Added: December 3, 2016 – Last updated: December 3, 2016


Speaker: Rhiannon Dowling

Title: Soviet Women in Brezhnev's Courts

Subtitle: 'The Case of Two Boys,' Gender, and Justice in late Soviet Russia

Conference: 46th Annual Convention of the Association for Slavic, East European, & Eurasian Studies: 25 Years After the Fall of the Berlin Wall: Historical Legacies and New Beginnings (November 20-23, 2014)

Session: Gender, Crime and Justice in the History of Russia, 1700-2000 - II

Place: San Antonio, Texas, United States

Date: November 21, 2014

Language: English

Keywords: Modern History: 20th Century | European History: Russian History


Link: -



Abstract: »This paper examines a 1967-1969 criminal trial, dubbed “the case of two boys” by the jurist and memoirist Dina Kaminskaya, in which the young pair are charged with the rape and murder of their female classmate. This trial was typical in that it required the court to apply moral norms and express public outrage (in spite of the law and the evidence at hand) to a criminal case, and yet exceptional in that it drew a good deal of media attention and was subsequently examined in writing by numerous Soviet intellectuals, most of whom were women. In Kaminskaya's view, justice demanded that all of the officials and spectators involved set aside personal feelings, prejudices, and popular outrage to see (or at least entertain the possibility) that the boys were innocent; and yet participation in the trial gave Kaminskaya, journalist Olga Chaikovskaya, and other female writers the authority and a platform to publicly examine the gendered meanings of crime, victimhood and justice in the age of mature socialism.« (Source: All Academic)

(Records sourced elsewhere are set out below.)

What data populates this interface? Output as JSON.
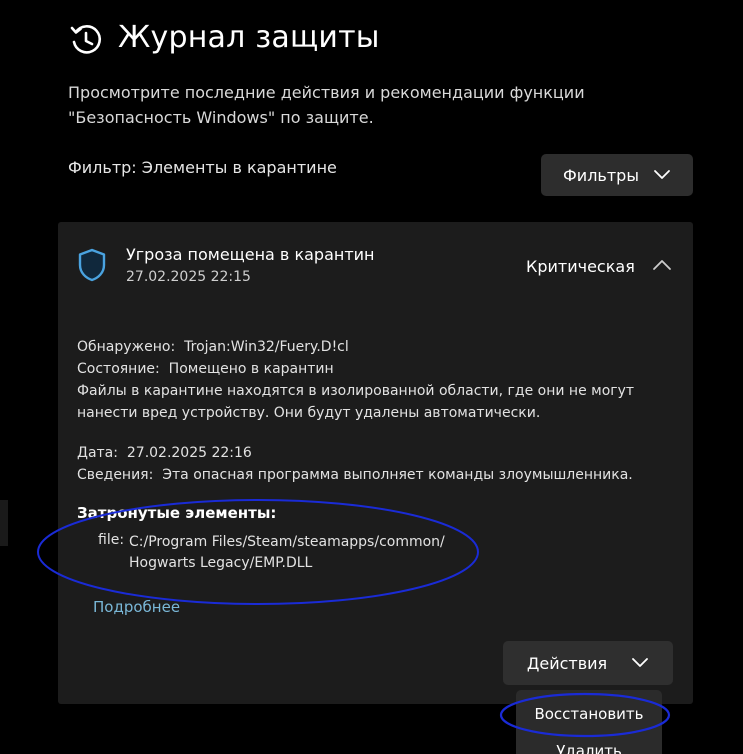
{
  "header": {
    "title": "Журнал защиты",
    "description": "Просмотрите последние действия и рекомендации функции \"Безопасность Windows\" по защите."
  },
  "filter": {
    "label": "Фильтр: Элементы в карантине",
    "button_label": "Фильтры"
  },
  "threat": {
    "title": "Угроза помещена в карантин",
    "date": "27.02.2025 22:15",
    "severity": "Критическая",
    "detected_label": "Обнаружено:",
    "detected_value": "Trojan:Win32/Fuery.D!cl",
    "status_label": "Состояние:",
    "status_value": "Помещено в карантин",
    "quarantine_note_1": "Файлы в карантине находятся в изолированной области, где они не могут",
    "quarantine_note_2": "нанести вред устройству. Они будут удалены автоматически.",
    "date_label": "Дата:",
    "date_value": "27.02.2025 22:16",
    "info_label": "Сведения:",
    "info_value": "Эта опасная программа выполняет команды злоумышленника.",
    "affected_title": "Затронутые элементы:",
    "file_label": "file:",
    "file_path_1": "C:/Program Files/Steam/steamapps/common/",
    "file_path_2": "Hogwarts Legacy/EMP.DLL",
    "more_link": "Подробнее",
    "actions_label": "Действия"
  },
  "actions_menu": {
    "restore": "Восстановить",
    "delete": "Удалить"
  },
  "colors": {
    "background": "#000000",
    "card": "#1c1c1c",
    "button": "#2d2d2d",
    "link": "#7ab8d8",
    "shield_accent": "#4aa3e0",
    "annotation_circle": "#1a2bd6"
  },
  "icons": {
    "header": "history-clock-icon",
    "threat": "shield-icon",
    "expand": "chevron-up-icon",
    "dropdown": "chevron-down-icon"
  }
}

Wikipedia: History of Europe: History of Russia / History of the Soviet Union (1964–82) | Dina Kaminskaya